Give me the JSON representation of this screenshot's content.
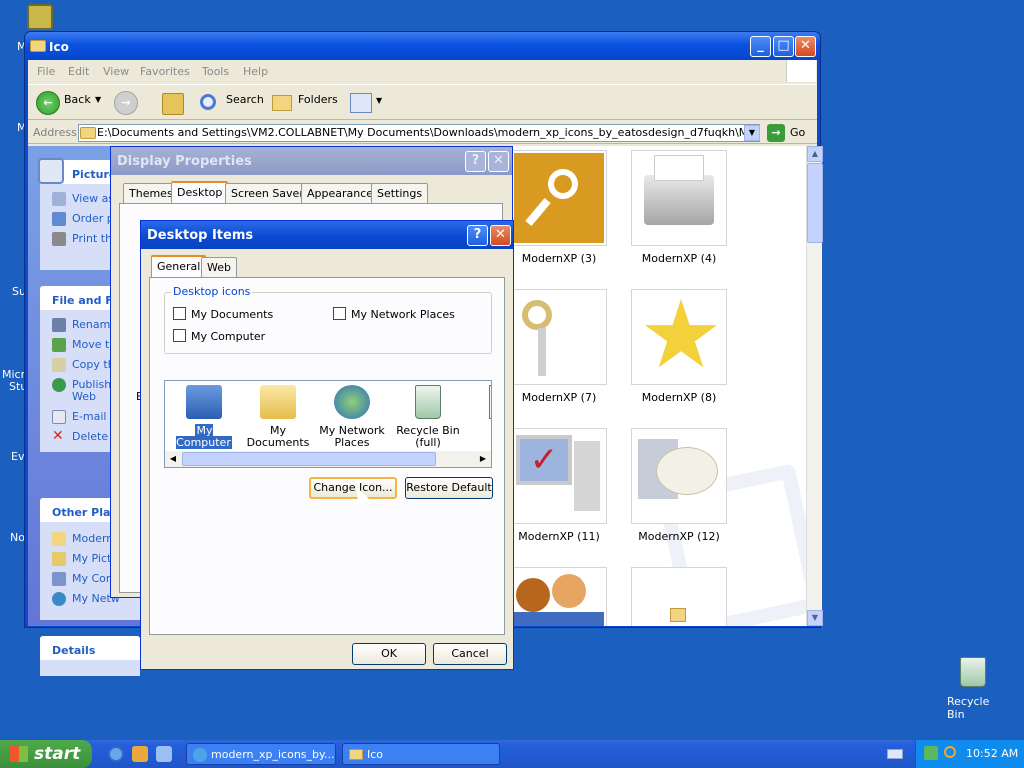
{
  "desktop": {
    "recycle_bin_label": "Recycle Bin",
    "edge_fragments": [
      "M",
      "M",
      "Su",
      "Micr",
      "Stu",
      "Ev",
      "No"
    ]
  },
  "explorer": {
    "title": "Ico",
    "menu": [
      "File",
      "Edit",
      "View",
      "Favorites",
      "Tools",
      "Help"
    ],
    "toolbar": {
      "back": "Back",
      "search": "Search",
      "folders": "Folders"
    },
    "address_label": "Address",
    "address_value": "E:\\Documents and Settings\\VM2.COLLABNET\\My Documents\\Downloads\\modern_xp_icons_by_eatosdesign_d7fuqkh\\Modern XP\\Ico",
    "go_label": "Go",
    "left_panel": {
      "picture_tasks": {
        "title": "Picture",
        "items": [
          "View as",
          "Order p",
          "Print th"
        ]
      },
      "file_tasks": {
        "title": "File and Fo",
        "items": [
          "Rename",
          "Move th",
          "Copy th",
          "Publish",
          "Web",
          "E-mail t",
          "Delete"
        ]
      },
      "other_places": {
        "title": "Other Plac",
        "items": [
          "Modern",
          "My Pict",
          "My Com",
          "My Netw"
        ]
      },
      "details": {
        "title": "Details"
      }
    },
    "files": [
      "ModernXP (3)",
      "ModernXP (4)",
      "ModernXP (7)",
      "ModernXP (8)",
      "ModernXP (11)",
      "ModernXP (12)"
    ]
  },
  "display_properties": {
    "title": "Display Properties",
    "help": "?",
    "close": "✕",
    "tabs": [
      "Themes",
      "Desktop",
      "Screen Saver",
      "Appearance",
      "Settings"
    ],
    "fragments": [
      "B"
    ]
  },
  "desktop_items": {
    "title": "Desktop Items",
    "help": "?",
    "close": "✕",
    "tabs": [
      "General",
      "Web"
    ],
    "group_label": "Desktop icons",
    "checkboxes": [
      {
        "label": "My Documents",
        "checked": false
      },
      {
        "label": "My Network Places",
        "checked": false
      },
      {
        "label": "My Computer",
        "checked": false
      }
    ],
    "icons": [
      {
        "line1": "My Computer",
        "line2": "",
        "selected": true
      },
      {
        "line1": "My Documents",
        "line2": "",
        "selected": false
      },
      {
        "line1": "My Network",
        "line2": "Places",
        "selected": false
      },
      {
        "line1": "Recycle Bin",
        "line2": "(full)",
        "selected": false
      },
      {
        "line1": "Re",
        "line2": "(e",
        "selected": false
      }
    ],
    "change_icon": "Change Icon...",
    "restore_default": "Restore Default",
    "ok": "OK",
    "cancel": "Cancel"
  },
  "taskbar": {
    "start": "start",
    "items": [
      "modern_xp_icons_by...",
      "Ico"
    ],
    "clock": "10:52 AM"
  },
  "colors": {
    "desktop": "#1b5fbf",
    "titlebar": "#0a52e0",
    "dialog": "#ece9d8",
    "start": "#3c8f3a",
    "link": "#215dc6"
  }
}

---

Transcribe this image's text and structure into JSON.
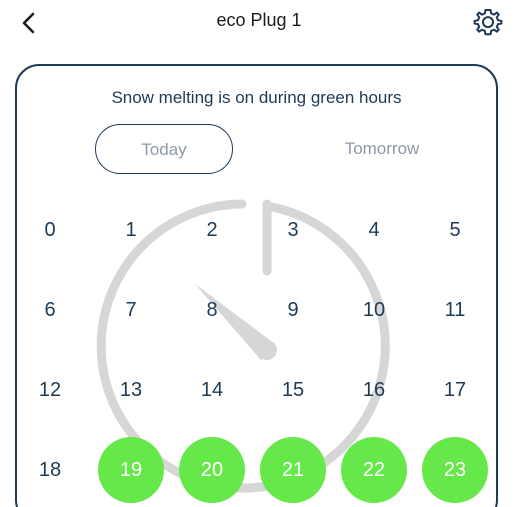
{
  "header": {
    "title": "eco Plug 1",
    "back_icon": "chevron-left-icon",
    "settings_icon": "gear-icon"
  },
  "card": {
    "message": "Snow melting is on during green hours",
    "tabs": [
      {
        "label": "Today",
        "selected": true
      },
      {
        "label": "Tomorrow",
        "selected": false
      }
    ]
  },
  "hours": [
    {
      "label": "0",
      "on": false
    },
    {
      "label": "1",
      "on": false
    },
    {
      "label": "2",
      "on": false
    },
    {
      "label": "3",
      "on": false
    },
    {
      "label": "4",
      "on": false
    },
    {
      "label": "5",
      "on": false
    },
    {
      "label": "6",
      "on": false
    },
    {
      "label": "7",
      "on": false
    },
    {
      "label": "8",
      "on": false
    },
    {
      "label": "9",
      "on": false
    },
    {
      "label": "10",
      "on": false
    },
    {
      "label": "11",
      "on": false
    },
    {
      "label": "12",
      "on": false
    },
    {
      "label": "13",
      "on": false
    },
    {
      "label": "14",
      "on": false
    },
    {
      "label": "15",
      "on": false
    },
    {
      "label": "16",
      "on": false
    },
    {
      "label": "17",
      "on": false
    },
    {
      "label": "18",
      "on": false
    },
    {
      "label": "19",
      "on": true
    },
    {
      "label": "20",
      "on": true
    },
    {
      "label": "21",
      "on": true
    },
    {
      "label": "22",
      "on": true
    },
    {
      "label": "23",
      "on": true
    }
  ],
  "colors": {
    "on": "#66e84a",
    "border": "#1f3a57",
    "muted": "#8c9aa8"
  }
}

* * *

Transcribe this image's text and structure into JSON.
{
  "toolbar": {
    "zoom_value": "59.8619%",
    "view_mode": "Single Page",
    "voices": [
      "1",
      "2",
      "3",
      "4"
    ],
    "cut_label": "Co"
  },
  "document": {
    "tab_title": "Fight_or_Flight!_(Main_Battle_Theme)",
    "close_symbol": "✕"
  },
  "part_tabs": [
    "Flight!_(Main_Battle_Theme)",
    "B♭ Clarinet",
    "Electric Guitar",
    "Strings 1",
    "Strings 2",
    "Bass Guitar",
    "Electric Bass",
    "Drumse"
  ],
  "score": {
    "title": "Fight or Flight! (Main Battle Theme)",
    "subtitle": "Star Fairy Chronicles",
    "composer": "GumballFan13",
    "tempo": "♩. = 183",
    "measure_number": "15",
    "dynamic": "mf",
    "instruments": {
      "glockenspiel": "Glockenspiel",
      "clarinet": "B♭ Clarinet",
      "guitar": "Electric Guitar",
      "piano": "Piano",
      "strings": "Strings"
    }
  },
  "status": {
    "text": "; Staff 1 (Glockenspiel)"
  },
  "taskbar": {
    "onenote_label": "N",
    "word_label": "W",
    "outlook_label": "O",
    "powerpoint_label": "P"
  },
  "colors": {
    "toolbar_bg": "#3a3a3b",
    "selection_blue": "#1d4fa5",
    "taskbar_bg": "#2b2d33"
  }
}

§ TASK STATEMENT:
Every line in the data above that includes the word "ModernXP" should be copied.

§ PROBLEM SOLUTION:
      "ModernXP (3)",
      "ModernXP (4)",
      "ModernXP (7)",
      "ModernXP (8)",
      "ModernXP (11)",
      "ModernXP (12)"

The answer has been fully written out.